== RECORDS

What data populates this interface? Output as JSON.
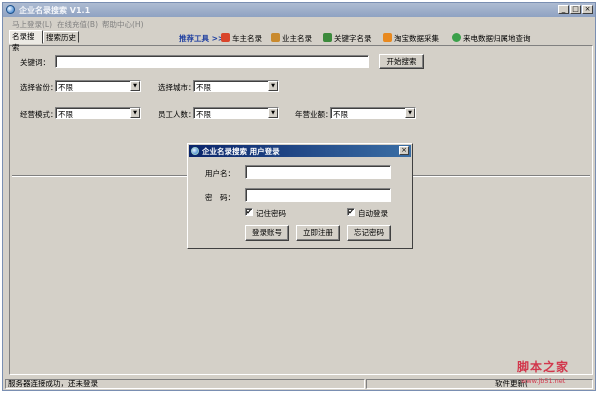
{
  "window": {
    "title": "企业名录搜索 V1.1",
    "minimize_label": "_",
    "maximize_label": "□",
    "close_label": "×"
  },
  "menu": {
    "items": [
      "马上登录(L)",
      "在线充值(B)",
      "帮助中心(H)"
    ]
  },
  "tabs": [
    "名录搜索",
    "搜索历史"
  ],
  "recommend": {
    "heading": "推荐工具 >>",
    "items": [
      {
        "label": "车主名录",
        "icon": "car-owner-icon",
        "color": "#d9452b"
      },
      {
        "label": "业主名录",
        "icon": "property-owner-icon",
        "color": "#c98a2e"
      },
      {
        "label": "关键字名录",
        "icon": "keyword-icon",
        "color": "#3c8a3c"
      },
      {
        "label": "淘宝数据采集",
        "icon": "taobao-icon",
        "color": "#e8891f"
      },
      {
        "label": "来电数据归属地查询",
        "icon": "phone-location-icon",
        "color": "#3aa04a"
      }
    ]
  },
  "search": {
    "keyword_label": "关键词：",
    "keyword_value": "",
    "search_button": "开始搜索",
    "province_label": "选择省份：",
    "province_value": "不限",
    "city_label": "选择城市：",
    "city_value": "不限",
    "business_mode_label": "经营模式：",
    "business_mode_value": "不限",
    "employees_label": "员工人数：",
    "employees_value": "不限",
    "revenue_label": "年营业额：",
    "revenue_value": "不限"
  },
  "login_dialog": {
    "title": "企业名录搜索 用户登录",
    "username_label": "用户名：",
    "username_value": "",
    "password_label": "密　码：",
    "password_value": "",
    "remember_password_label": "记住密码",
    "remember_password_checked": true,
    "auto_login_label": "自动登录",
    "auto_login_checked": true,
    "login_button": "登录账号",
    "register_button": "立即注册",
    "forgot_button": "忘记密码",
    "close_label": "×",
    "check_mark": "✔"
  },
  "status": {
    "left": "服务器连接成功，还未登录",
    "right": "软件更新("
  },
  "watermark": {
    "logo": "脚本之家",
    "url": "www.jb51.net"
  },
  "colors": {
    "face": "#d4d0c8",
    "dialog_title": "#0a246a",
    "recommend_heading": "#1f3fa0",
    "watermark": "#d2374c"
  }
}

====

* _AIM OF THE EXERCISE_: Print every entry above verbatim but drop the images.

* _PROBLEM SOLUTION_:
What data populates this interface? Output as JSON.
{
  "window": {
    "title": "企业名录搜索 V1.1",
    "minimize_label": "_",
    "maximize_label": "□",
    "close_label": "×"
  },
  "menu": {
    "items": [
      "马上登录(L)",
      "在线充值(B)",
      "帮助中心(H)"
    ]
  },
  "tabs": [
    "名录搜索",
    "搜索历史"
  ],
  "recommend": {
    "heading": "推荐工具 >>",
    "items": [
      {
        "label": "车主名录",
        "icon": "car-owner-icon",
        "color": "#d9452b"
      },
      {
        "label": "业主名录",
        "icon": "property-owner-icon",
        "color": "#c98a2e"
      },
      {
        "label": "关键字名录",
        "icon": "keyword-icon",
        "color": "#3c8a3c"
      },
      {
        "label": "淘宝数据采集",
        "icon": "taobao-icon",
        "color": "#e8891f"
      },
      {
        "label": "来电数据归属地查询",
        "icon": "phone-location-icon",
        "color": "#3aa04a"
      }
    ]
  },
  "search": {
    "keyword_label": "关键词：",
    "keyword_value": "",
    "search_button": "开始搜索",
    "province_label": "选择省份：",
    "province_value": "不限",
    "city_label": "选择城市：",
    "city_value": "不限",
    "business_mode_label": "经营模式：",
    "business_mode_value": "不限",
    "employees_label": "员工人数：",
    "employees_value": "不限",
    "revenue_label": "年营业额：",
    "revenue_value": "不限"
  },
  "login_dialog": {
    "title": "企业名录搜索 用户登录",
    "username_label": "用户名：",
    "username_value": "",
    "password_label": "密　码：",
    "password_value": "",
    "remember_password_label": "记住密码",
    "remember_password_checked": true,
    "auto_login_label": "自动登录",
    "auto_login_checked": true,
    "login_button": "登录账号",
    "register_button": "立即注册",
    "forgot_button": "忘记密码",
    "close_label": "×",
    "check_mark": "✔"
  },
  "status": {
    "left": "服务器连接成功，还未登录",
    "right": "软件更新("
  },
  "watermark": {
    "logo": "脚本之家",
    "url": "www.jb51.net"
  },
  "colors": {
    "face": "#d4d0c8",
    "dialog_title": "#0a246a",
    "recommend_heading": "#1f3fa0",
    "watermark": "#d2374c"
  }
}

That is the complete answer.